Photo by Marlon Maulsby: Bison scratching face with hind hoof

One of the first questions people ask me when I tell them I raise bison is, "Are bison like cattle?"

My response: "Well, yes.....and no."

Bison eat the same things cattle eat for the most part. Ours have a diet that is mostly grass with some minerals and range cake thrown in. That's a little different from cattle ranching because many cattle ranchers feed their herds grain. But, overall, the animals will eat the same type of food.

They are both large animals. They walk on four legs and have hooves. They have horns. They both have a herd instinct, although you will rarely see a healthy bison stray far from the safety of the herd, while it's common to see a herd of cattle spread across an entire pasture.

And that, I would have to say, is the biggest difference. Bison have not been domesticated as cattle have been.

What does that mean? They still have that strong survival instinct, the same one that tells them to stay with the herd.

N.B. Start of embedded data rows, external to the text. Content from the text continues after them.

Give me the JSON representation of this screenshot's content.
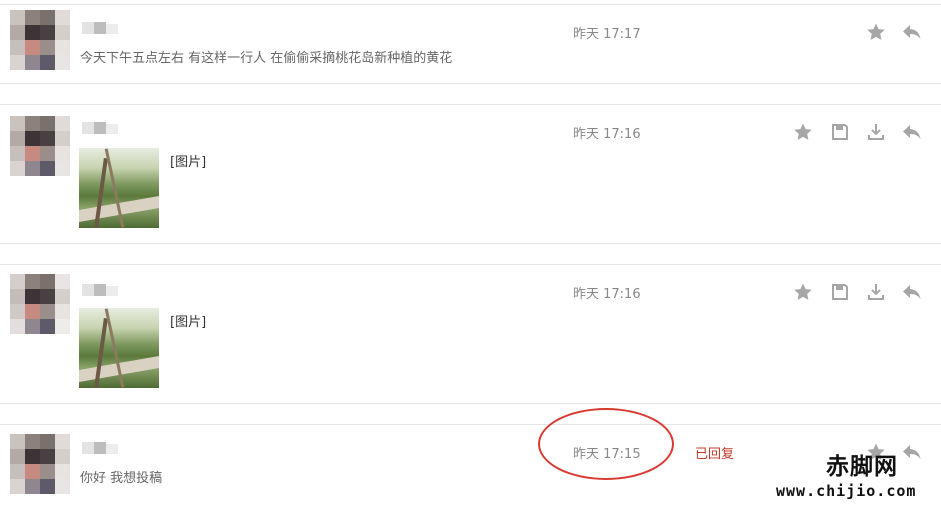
{
  "messages": [
    {
      "time": "昨天 17:17",
      "text": "今天下午五点左右 有这样一行人 在偷偷采摘桃花岛新种植的黄花",
      "tag": "",
      "replied": ""
    },
    {
      "time": "昨天 17:16",
      "text": "",
      "tag": "[图片]",
      "replied": ""
    },
    {
      "time": "昨天 17:16",
      "text": "",
      "tag": "[图片]",
      "replied": ""
    },
    {
      "time": "昨天 17:15",
      "text": "你好 我想投稿",
      "tag": "",
      "replied": "已回复"
    }
  ],
  "icons": {
    "star": "star-icon",
    "save": "save-icon",
    "download": "download-icon",
    "reply": "reply-icon"
  },
  "colors": {
    "replied": "#c0392b",
    "icon": "#a6a6a6",
    "annotation": "#d93a30"
  },
  "watermark": {
    "title": "赤脚网",
    "url": "www.chijio.com"
  }
}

While there are bison that will allow you to pet them, and some that have been trained to do tricks, for the most part, bison are wary of people.

Our bison know us. They know how we smell, how we sound, how we treat them. They will allow us to get relatively close to them because we have established a kind of trust with them that we mean them no harm. But they don't get close enough for us to pet them. They don't eat from our hands. And if we move suddenly or unexpectedly, they will shy away.

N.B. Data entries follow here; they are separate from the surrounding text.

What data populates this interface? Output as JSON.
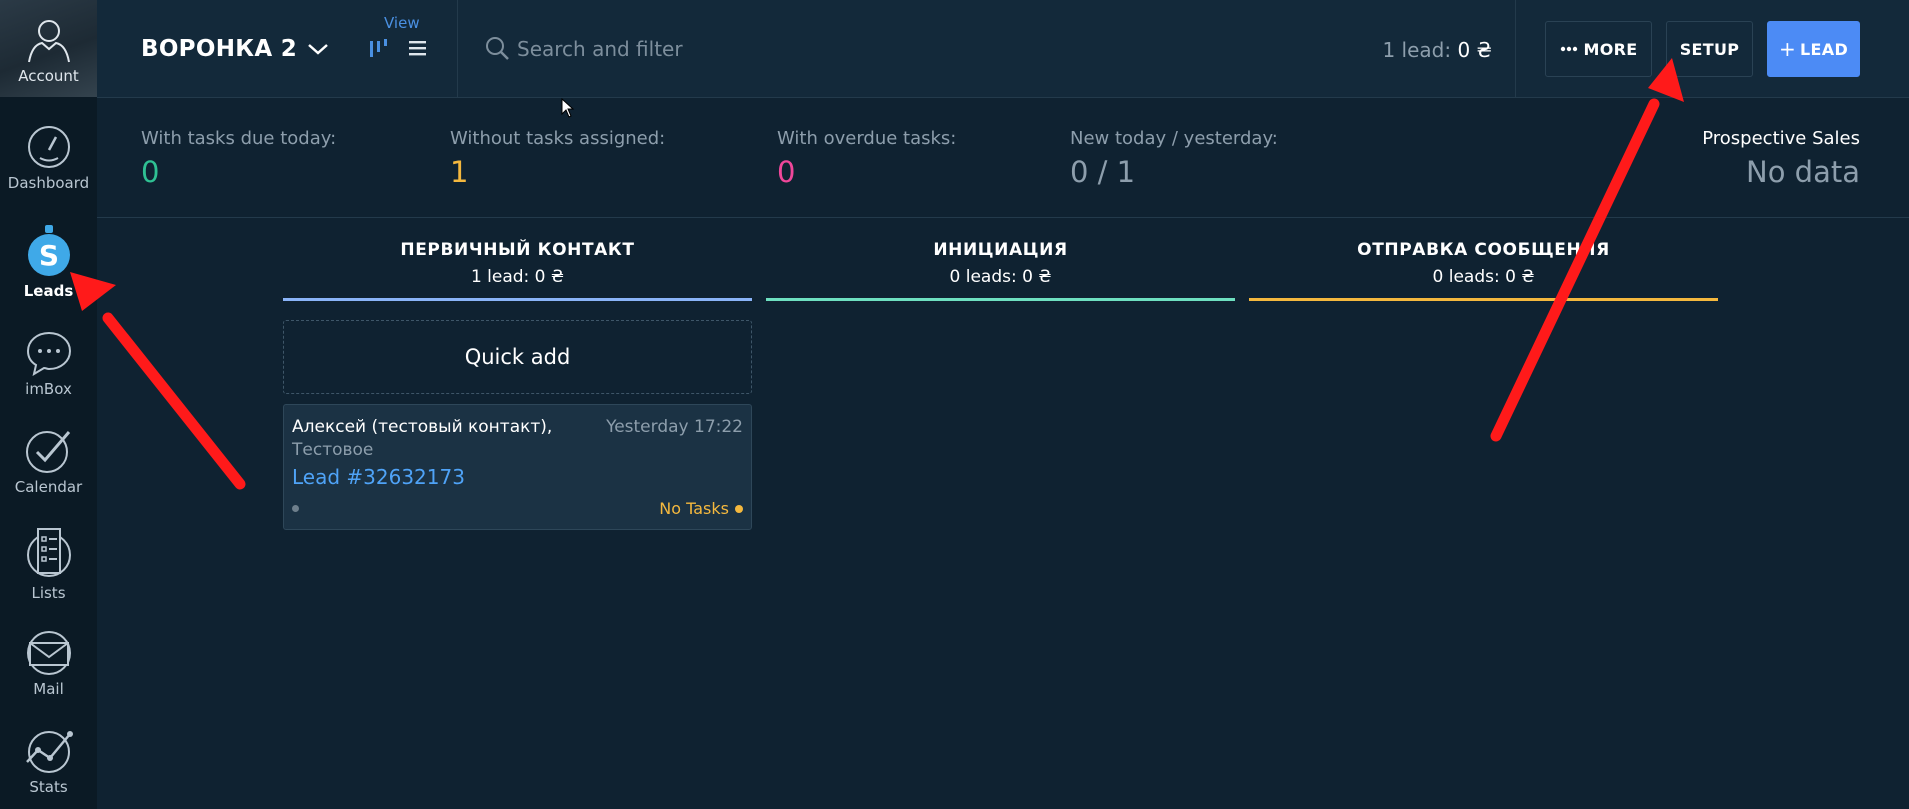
{
  "sidebar": {
    "account_label": "Account",
    "items": [
      {
        "label": "Dashboard",
        "icon": "dashboard-icon"
      },
      {
        "label": "Leads",
        "icon": "leads-icon",
        "active": true
      },
      {
        "label": "imBox",
        "icon": "chat-icon"
      },
      {
        "label": "Calendar",
        "icon": "calendar-check-icon"
      },
      {
        "label": "Lists",
        "icon": "list-icon"
      },
      {
        "label": "Mail",
        "icon": "mail-icon"
      },
      {
        "label": "Stats",
        "icon": "stats-icon"
      }
    ]
  },
  "header": {
    "pipeline_name": "ВОРОНКА 2",
    "view_label": "View",
    "search_placeholder": "Search and filter",
    "lead_total_prefix": "1 lead:",
    "lead_total_value": "0 ₴",
    "more_label": "MORE",
    "setup_label": "SETUP",
    "lead_button_label": "LEAD"
  },
  "stats": {
    "today": {
      "title": "With tasks due today:",
      "value": "0"
    },
    "no_tasks": {
      "title": "Without tasks assigned:",
      "value": "1"
    },
    "overdue": {
      "title": "With overdue tasks:",
      "value": "0"
    },
    "new": {
      "title": "New today / yesterday:",
      "value": "0 / 1"
    },
    "sales": {
      "title": "Prospective Sales",
      "value": "No data"
    }
  },
  "columns": [
    {
      "title": "ПЕРВИЧНЫЙ КОНТАКТ",
      "meta": "1 lead: 0 ₴"
    },
    {
      "title": "ИНИЦИАЦИЯ",
      "meta": "0 leads: 0 ₴"
    },
    {
      "title": "ОТПРАВКА СООБЩЕНИЯ",
      "meta": "0 leads: 0 ₴"
    }
  ],
  "quick_add_label": "Quick add",
  "card": {
    "contact": "Алексей (тестовый контакт),",
    "time": "Yesterday 17:22",
    "company": "Тестовое",
    "lead_name": "Lead #32632173",
    "tasks": "No Tasks"
  },
  "colors": {
    "accent": "#4c8bf5",
    "stage_1": "#8ab4f8",
    "stage_2": "#6ee0c0",
    "stage_3": "#f4b83e",
    "annotation_arrow": "#ff1a1a"
  }
}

While they are herd animals, they don't herd very well. You can push cattle along. Bison will move better if you lead them with treats and let them move at their own pace, which, when they are calm, is slow and meandering.

But it's important to remember that bison can run 40 mph, stop and turn on a dime, jump 6 ft in the air from a standstill, and plow through any ranch fence. It's a good idea to keep them calm and happy and let them move at their own pace.